AI and machine learning form the backbone of Lemonade’s products, which are designed to help customers buy policies and portfolios more efficiently.
“Machine learning has led to new technologies that have created new opportunities [for] the world that existed before,” said Dickman. “The challenge the insurance industry has faced to date has not been to collect or store data but to analyze and generate intelligence that will help companies provide their customers with better and better service.”
Lemonade’s path has taken off, from raising nearly $500 million in venture capital in multiple rounds to a 2020 IPO that pulled in $308 million, and beyond. But like insurtech and many other technology companies, its value has fallen since then as investors tightened expectations. Lemonade took a hit in 2021 due to disasters including Winter Storm Uri and the California wildfires, although it has generated significant revenue, and its customer base reached 1.4 million last year – an increase of 400,000 people. At the same time, Lemonade’s annual returns to non-profit nominees fell this year, reflecting a share of last year’s performance.
Growing and changing the game
Dickman joined Lemonade in February 2019, helping to create jobs as the company expanded, through its launch in the public markets, and its U.S. pet, life and auto insurance coverage for homeowners and homeowners insurance. in a play. During that time, Lemonade has also expanded into Germany, France and the Netherlands, which has given Dickman and his team more opportunities to lead the growth of the technology.
“This was very exciting for the engineering team, as we were able to go from two product-related teams – or teams as we call them – to over 200 engineers worldwide,” said Dickman.
Lemonade, which has been “native” since its inception, relies on a wide variety of software and languages to support its platform and services.
Initially, Dickman said, Lemonade launched its first product on the so-called Ruby monolith – a single program in which the user interface and the data acquisition process are combined in one program from one platform. Lemonade’s auto and pet insurance spin-offs have fueled the transition to microservices written in Node and Typescript, though Dickman said Lemonade continues to rewrite older technologies into a uniform.
The company also relies on Lokalise – a cloud-based location management system that can provide services in multiple languages, a technology that Dickman spoke highly of.
“When using Lokalise, our development process is user-friendly and flexible, which gives our developers a unique advantage,” said Dickman.
In addition, Lemonade relies on branches and APIs, which allow the company to manage content within development in a more manageable way, he said.
In-house ingredients also help support Lemonade’s growth and success.
“We created an in-house brain that works and provides services in the design and helps developers manage their work,” he said.

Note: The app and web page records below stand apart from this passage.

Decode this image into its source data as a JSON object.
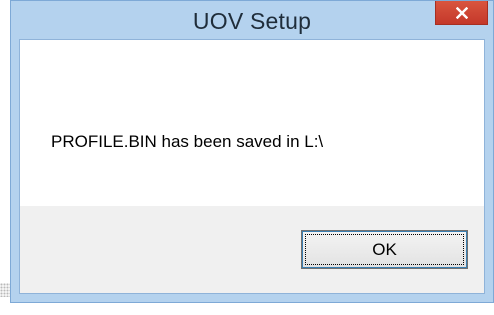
{
  "window": {
    "title": "UOV Setup",
    "close_icon": "close-icon",
    "close_color": "#c7402d"
  },
  "dialog": {
    "message": "PROFILE.BIN has been saved in L:\\",
    "ok_label": "OK"
  }
}
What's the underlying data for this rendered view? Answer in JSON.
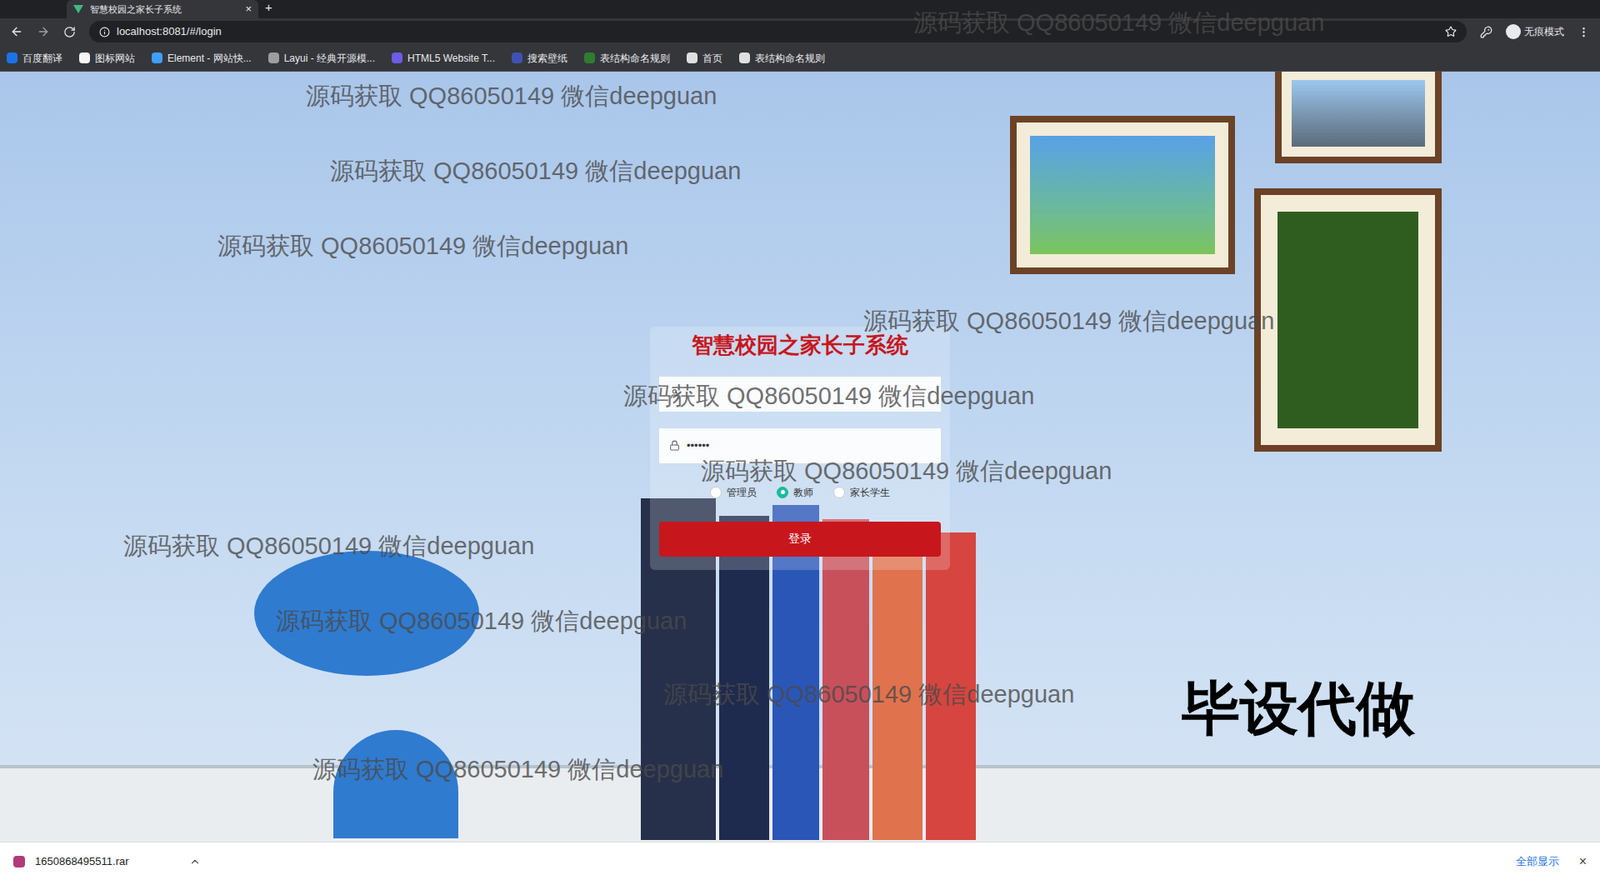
{
  "browser": {
    "tab_title": "智慧校园之家长子系统",
    "tab_close": "×",
    "new_tab": "+",
    "url": "localhost:8081/#/login",
    "profile": "无痕模式"
  },
  "bookmarks": [
    {
      "label": "百度翻译",
      "color": "#1a73e8"
    },
    {
      "label": "图标网站",
      "color": "#f5f5f5"
    },
    {
      "label": "Element - 网站快...",
      "color": "#409eff"
    },
    {
      "label": "Layui - 经典开源模...",
      "color": "#9e9e9e"
    },
    {
      "label": "HTML5 Website T...",
      "color": "#6c5ce7"
    },
    {
      "label": "搜索壁纸",
      "color": "#3f51b5"
    },
    {
      "label": "表结构命名规则",
      "color": "#2e7d32"
    },
    {
      "label": "首页",
      "color": "#e0e0e0"
    },
    {
      "label": "表结构命名规则",
      "color": "#e0e0e0"
    }
  ],
  "login": {
    "title": "智慧校园之家长子系统",
    "password_mask": "••••••",
    "roles": [
      {
        "label": "管理员",
        "selected": false
      },
      {
        "label": "教师",
        "selected": true
      },
      {
        "label": "家长学生",
        "selected": false
      }
    ],
    "button": "登录"
  },
  "downloads": {
    "file": "1650868495511.rar",
    "show_all": "全部显示",
    "close": "×"
  },
  "watermarks": [
    {
      "text": "源码获取 QQ86050149 微信deepguan"
    },
    {
      "text": "源码获取 QQ86050149 微信deepguan"
    },
    {
      "text": "源码获取 QQ86050149 微信deepguan"
    },
    {
      "text": "源码获取 QQ86050149 微信deepguan"
    },
    {
      "text": "源码获取 QQ86050149 微信deepguan"
    },
    {
      "text": "源码获取 QQ86050149 微信deepguan"
    },
    {
      "text": "源码获取 QQ86050149 微信deepguan"
    },
    {
      "text": "源码获取 QQ86050149 微信deepguan"
    },
    {
      "text": "源码获取 QQ86050149 微信deepguan"
    },
    {
      "text": "源码获取 QQ86050149 微信deepguan"
    },
    {
      "text": "源码获取 QQ86050149 微信deepguan"
    }
  ],
  "ad_text": "毕设代做"
}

Use this, not that
Data and machine learning are critical to Lemonade and insurance as a whole, Dickman said.
“At Lemonade in particular, data and machine learning are heavily integrated into our products and internal processes,” he said. “Communicating with our customers on our platform generates more information, which in turn improves communication with our customers on our platform.”
Some of the new features include Lemonade’s AI Maya bot that focuses on “gameplay and customer experience.” Sells Lemonade orders and customizes them, makes coats and helps with billing. There’s AI Jim, a self-proclaimed bot that handles the “first loss of information” for most of Lemonade’s content and often manages all claims without human intervention.
Insurers always have to adapt to new technologies that can improve their products and services, Dickman said, but they need to think about the process.
“Any technology can be risky, but the question is at what cost,” Dickman said. “To replace technology you have to do it slowly.”
That’s what Lemonade did when it launched pet insurance.
“When we made the decision to start pet insurance, we decided to take a chance and build in a new stack and paradigm, and it worked amazingly,” said Dickman. “We also know it could have failed, but it’s a chance we took.”
When it comes to technology that the insurance industry needs and is still largely underutilized, Dickman puts his vote behind a number of technologies that play on Lemonade.
“Combining automation and AI with the rapid and efficient analysis of large volumes of data will lead to significant technological changes for the insurance industry,” he said.
Dickman added that creating such a combo would help insurers meet requirements and standards, among other benefits.